GRAFTON, Mass. -- Researchers at the Cummings School of Veterinary Medicine have received funding for two new studies to investigate White Nose Syndrome, a little-understood fungal infection that has killed more than a million bats in the United States and Canada. These grants bring the number of White Nose studies underway at the school to three.
All three studies involve collaboration between Research Assistant Professor Alison Robbins, DVM, wildlife veterinarian in the school’s Department of Environmental and Population Health with an expertise in infectious wildlife diseases, and Research Associate Professor Donna Akiyoshi, PhD, a molecular biologist in the Department of Biomedical Science’s Division of Infectious Diseases. Drs. Akiyoshi and Robbins are currently collaborating to develop a rapid field diagnostic for the disease, with funding from the Fish and Wildlife Service.

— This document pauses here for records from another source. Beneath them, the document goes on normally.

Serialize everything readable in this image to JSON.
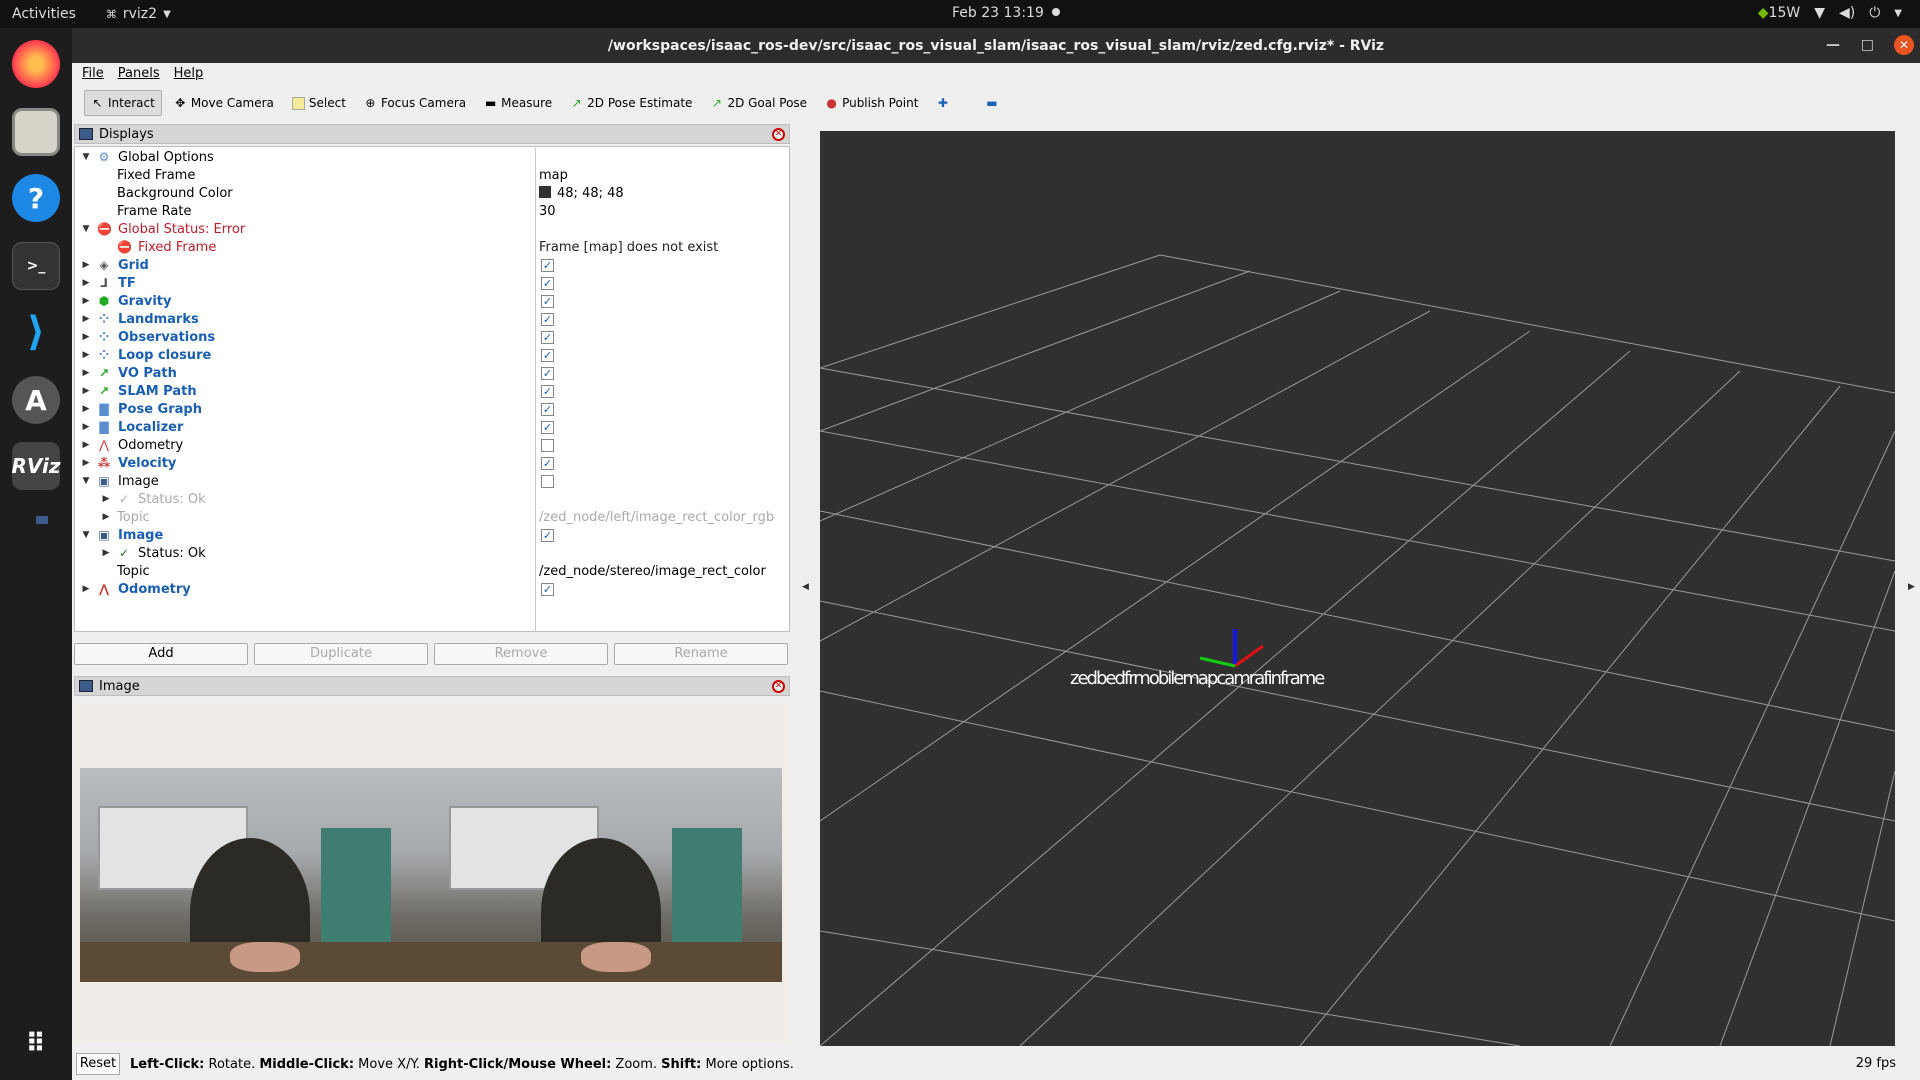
{
  "topbar": {
    "activities": "Activities",
    "app_name": "rviz2",
    "clock": "Feb 23  13:19",
    "power": "15W"
  },
  "window": {
    "title": "/workspaces/isaac_ros-dev/src/isaac_ros_visual_slam/isaac_ros_visual_slam/rviz/zed.cfg.rviz* - RViz"
  },
  "menu": {
    "file": "File",
    "panels": "Panels",
    "help": "Help"
  },
  "toolbar": {
    "interact": "Interact",
    "move_camera": "Move Camera",
    "select": "Select",
    "focus_camera": "Focus Camera",
    "measure": "Measure",
    "pose_estimate": "2D Pose Estimate",
    "goal_pose": "2D Goal Pose",
    "publish_point": "Publish Point"
  },
  "displays": {
    "title": "Displays",
    "rows": [
      {
        "name": "Global Options",
        "value": ""
      },
      {
        "name": "Fixed Frame",
        "value": "map"
      },
      {
        "name": "Background Color",
        "value": "48; 48; 48"
      },
      {
        "name": "Frame Rate",
        "value": "30"
      },
      {
        "name": "Global Status: Error",
        "value": ""
      },
      {
        "name": "Fixed Frame",
        "value": "Frame [map] does not exist"
      },
      {
        "name": "Grid",
        "value": "true"
      },
      {
        "name": "TF",
        "value": "true"
      },
      {
        "name": "Gravity",
        "value": "true"
      },
      {
        "name": "Landmarks",
        "value": "true"
      },
      {
        "name": "Observations",
        "value": "true"
      },
      {
        "name": "Loop closure",
        "value": "true"
      },
      {
        "name": "VO Path",
        "value": "true"
      },
      {
        "name": "SLAM Path",
        "value": "true"
      },
      {
        "name": "Pose Graph",
        "value": "true"
      },
      {
        "name": "Localizer",
        "value": "true"
      },
      {
        "name": "Odometry",
        "value": "false"
      },
      {
        "name": "Velocity",
        "value": "true"
      },
      {
        "name": "Image",
        "value": "false"
      },
      {
        "name": "Status: Ok",
        "value": ""
      },
      {
        "name": "Topic",
        "value": "/zed_node/left/image_rect_color_rgb"
      },
      {
        "name": "Image",
        "value": "true"
      },
      {
        "name": "Status: Ok",
        "value": ""
      },
      {
        "name": "Topic",
        "value": "/zed_node/stereo/image_rect_color"
      },
      {
        "name": "Odometry",
        "value": "true"
      }
    ]
  },
  "buttons": {
    "add": "Add",
    "duplicate": "Duplicate",
    "remove": "Remove",
    "rename": "Rename"
  },
  "image_panel": {
    "title": "Image"
  },
  "view3d": {
    "overlay_text": "zedbedfrmobilemapcamrafinframe"
  },
  "statusbar": {
    "reset": "Reset",
    "hint_left": "Left-Click:",
    "hint_left_desc": " Rotate. ",
    "hint_middle": "Middle-Click:",
    "hint_middle_desc": " Move X/Y. ",
    "hint_right": "Right-Click/Mouse Wheel:",
    "hint_right_desc": " Zoom. ",
    "hint_shift": "Shift:",
    "hint_shift_desc": " More options.",
    "fps": "29 fps"
  },
  "colors": {
    "grid_bg": "#303030",
    "accent_blue": "#1a5fb4",
    "error_red": "#c01c28"
  }
}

In the first new study, which is a one-year grant funded by the US Fish and Wildlife Service, the Tufts researchers will collaborate with Dr. Hilary Morrison of the Marine Biological Laboratory (MBL) to study the messenger RNA molecules in bats to identify genes that are activated during the infection process and that may lead to susceptibility to the disease. Morrison, an Associate Research Scientist who manages the MBL’s Keck Evolutionary Genetics Facility, will assist with the genetic analysis for the study.
The second new study, a collaboration with Tufts Wildlife Clinic Director Flo Tseng, DVM, Tufts School of Medicine’s Michael Court, BVSc, PhD and collaborators at Bucknell and Cornell Universities, seeks to determine whether treatment with antifungal medications will increase survival of WNS infected little brown bats.. Court, an assistant professor at the medical school’s Department of Pharmacology and Experimental Therapeutics, will assist with the trials of the drug.
“White Nose Syndrome has decimated bat populations in the Northeast, and our job as researchers is to determine just how to keep these vital components of the ecosystem safe and thriving,” said Dr. Robbins. “These three studies, we hope, will contribute to the greater body of work to understand this devastating disease and allow bats to rebound.”
“Time is of the essence with these studies, as bat populations are being decimated by White Nose Syndrome,” added Dr. Akiyoshi. “We have assembled a strong, multidisciplinary group of scientists with the necessary expertise to tackle some of the challenging questions that remain about the disease.”
About the Cummings School of Veterinary Medicine Founded in 1978 in North Grafton, Mass., the Cummings School of Veterinary Medicine at Tufts University is known for academic programs that impact society and the practice of veterinary medicine; five hospitals that see more than 80,000 cases each year; and groundbreaking research that benefits animal, public, and environmental health.